Your task: Copy out every line from the records that includes "name".

Dataset content START

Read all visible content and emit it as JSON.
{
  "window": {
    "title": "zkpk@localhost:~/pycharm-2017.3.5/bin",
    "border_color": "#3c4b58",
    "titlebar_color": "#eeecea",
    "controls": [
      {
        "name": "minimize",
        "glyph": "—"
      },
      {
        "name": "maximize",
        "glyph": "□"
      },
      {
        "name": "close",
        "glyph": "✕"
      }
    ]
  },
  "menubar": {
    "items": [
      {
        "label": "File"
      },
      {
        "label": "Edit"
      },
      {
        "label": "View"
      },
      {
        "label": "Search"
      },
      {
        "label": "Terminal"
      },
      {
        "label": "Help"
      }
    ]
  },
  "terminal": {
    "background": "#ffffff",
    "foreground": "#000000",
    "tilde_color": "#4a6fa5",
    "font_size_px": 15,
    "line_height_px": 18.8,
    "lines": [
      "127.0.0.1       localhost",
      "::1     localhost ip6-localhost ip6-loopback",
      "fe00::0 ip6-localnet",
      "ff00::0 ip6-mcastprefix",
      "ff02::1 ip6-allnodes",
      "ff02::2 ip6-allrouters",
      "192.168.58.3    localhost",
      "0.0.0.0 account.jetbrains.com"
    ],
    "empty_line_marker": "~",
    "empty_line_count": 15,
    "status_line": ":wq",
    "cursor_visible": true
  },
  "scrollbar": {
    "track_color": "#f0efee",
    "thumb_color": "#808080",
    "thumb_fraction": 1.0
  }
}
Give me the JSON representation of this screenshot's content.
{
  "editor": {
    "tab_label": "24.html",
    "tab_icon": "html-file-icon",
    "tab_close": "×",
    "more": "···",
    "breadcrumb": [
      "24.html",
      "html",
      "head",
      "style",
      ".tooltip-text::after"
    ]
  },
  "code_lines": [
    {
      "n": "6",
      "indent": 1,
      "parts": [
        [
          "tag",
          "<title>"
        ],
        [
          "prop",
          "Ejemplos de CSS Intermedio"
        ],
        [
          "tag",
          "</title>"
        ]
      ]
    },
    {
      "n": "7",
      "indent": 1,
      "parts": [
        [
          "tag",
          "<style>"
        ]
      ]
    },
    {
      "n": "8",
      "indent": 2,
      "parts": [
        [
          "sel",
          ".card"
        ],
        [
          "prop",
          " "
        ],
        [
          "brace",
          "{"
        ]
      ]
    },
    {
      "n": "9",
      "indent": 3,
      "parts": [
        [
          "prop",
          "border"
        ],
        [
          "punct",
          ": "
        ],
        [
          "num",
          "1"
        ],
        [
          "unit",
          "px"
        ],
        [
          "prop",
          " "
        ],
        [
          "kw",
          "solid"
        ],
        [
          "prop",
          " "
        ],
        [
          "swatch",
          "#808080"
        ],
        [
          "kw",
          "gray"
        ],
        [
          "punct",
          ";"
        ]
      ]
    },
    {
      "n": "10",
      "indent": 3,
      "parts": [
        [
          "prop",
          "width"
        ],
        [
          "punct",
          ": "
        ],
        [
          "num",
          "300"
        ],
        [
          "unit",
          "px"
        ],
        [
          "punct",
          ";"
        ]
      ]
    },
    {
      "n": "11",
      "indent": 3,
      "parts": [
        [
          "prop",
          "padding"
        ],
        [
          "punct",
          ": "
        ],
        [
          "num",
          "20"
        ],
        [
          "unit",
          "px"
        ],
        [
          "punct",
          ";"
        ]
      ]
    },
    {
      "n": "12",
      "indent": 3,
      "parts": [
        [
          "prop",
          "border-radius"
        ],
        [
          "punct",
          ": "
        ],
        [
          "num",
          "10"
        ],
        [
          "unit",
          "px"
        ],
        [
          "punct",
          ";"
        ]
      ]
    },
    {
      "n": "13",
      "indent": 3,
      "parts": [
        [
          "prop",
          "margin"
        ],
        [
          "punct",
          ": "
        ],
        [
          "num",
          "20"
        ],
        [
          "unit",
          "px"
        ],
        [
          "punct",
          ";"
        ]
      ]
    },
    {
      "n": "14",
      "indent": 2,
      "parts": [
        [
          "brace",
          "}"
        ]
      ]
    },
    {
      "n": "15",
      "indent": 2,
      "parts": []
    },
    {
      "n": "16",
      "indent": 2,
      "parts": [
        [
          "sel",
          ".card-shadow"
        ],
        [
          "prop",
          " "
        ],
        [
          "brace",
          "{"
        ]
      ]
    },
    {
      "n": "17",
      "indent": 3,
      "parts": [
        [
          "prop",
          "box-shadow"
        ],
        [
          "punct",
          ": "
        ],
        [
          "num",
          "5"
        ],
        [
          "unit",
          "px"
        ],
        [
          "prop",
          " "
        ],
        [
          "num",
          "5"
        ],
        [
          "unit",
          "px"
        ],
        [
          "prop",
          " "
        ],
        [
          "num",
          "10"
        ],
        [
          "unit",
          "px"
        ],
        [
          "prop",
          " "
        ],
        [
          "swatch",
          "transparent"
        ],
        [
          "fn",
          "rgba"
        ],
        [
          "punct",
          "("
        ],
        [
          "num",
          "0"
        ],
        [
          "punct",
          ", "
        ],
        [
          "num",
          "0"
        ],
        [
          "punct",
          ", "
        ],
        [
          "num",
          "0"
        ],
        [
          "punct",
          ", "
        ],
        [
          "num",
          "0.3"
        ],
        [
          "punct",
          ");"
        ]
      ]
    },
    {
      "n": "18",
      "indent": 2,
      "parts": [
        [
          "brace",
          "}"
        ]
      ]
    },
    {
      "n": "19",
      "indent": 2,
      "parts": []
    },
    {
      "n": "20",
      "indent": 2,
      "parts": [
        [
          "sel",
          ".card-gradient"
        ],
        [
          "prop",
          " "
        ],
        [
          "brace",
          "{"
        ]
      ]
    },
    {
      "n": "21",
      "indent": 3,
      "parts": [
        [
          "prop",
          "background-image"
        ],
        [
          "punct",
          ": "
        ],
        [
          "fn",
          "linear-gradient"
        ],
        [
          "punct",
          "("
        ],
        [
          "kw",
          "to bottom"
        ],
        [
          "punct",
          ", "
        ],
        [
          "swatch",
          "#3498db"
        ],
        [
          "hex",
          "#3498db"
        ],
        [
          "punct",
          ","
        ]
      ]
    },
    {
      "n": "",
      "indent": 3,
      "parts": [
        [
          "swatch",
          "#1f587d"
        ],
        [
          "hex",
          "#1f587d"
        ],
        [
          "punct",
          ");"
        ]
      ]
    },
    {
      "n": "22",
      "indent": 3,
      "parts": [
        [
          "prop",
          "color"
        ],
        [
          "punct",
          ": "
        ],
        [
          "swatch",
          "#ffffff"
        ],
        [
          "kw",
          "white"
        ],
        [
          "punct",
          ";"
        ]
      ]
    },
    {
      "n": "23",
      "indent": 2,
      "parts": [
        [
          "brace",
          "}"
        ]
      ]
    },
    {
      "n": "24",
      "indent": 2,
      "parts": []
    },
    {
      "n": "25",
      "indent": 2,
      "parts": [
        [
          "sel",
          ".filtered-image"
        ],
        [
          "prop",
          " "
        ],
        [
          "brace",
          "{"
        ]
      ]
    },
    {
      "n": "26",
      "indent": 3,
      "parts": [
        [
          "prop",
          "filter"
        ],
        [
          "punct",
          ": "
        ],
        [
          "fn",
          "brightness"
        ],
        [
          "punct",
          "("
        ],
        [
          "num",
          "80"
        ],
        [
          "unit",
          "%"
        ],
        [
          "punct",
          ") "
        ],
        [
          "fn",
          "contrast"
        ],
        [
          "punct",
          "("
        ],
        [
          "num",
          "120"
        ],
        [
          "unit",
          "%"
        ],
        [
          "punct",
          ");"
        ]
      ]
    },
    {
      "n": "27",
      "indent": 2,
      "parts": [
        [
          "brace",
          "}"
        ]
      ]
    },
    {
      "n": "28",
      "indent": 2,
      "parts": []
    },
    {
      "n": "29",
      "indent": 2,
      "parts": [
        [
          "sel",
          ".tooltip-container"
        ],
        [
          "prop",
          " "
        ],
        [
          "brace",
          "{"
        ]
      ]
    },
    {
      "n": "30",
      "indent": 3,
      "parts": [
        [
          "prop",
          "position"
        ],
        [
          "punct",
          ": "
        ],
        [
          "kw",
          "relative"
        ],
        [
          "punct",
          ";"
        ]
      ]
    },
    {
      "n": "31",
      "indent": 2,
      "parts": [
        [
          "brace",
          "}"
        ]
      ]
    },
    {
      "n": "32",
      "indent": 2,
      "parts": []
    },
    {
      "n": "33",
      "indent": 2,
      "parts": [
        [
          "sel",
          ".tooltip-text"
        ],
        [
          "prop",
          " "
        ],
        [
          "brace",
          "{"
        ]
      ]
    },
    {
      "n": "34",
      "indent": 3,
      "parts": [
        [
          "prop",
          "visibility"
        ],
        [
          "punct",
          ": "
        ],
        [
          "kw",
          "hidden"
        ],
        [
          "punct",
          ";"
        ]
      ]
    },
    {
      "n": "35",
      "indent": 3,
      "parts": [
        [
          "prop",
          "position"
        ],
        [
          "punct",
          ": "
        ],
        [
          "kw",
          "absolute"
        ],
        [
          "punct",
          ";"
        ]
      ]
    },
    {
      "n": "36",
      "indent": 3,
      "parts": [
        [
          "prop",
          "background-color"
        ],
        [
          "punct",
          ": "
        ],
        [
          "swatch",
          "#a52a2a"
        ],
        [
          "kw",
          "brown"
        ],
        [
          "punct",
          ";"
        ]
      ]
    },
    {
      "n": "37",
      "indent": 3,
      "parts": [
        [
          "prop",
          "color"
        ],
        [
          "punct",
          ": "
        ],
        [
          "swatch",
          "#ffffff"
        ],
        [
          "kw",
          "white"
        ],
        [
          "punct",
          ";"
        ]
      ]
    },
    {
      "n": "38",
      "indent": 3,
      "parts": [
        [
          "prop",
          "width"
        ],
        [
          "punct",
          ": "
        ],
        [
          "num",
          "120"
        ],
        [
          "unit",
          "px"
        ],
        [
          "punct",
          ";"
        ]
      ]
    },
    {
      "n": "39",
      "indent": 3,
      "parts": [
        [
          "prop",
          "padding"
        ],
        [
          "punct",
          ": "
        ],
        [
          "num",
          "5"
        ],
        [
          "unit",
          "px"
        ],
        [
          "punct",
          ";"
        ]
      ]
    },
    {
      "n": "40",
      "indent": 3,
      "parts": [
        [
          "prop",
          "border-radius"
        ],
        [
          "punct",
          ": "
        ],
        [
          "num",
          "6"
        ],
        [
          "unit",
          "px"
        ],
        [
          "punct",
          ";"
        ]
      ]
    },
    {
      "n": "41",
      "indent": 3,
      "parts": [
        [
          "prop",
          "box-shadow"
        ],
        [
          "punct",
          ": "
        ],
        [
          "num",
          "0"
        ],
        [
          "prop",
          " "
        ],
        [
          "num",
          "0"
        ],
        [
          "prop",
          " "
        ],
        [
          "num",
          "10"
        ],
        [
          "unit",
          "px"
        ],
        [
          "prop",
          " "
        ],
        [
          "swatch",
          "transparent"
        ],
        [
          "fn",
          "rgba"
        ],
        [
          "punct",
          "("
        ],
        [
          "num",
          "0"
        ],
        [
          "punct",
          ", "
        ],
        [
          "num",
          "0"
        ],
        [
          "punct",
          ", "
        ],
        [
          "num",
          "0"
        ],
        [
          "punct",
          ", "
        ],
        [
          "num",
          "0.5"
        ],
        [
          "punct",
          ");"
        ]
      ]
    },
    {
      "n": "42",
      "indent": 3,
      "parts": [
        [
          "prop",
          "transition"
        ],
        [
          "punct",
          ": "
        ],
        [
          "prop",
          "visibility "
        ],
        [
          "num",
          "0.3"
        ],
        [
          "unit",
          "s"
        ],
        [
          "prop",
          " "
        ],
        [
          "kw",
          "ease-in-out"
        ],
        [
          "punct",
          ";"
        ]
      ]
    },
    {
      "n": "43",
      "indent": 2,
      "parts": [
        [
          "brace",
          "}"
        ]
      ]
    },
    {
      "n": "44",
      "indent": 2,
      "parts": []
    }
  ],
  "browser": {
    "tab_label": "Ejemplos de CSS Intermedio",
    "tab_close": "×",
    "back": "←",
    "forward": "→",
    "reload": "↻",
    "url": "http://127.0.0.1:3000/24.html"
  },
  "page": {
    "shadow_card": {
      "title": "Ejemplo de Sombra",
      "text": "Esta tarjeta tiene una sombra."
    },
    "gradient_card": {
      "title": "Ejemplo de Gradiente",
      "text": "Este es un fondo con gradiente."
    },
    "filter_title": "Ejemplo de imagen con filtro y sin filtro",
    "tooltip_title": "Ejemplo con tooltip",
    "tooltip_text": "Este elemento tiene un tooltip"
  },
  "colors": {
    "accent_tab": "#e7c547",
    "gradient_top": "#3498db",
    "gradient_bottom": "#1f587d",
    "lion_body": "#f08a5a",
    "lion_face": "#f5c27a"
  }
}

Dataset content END

The completed task:
        "name": "minimize",
        "name": "maximize",
        "name": "close",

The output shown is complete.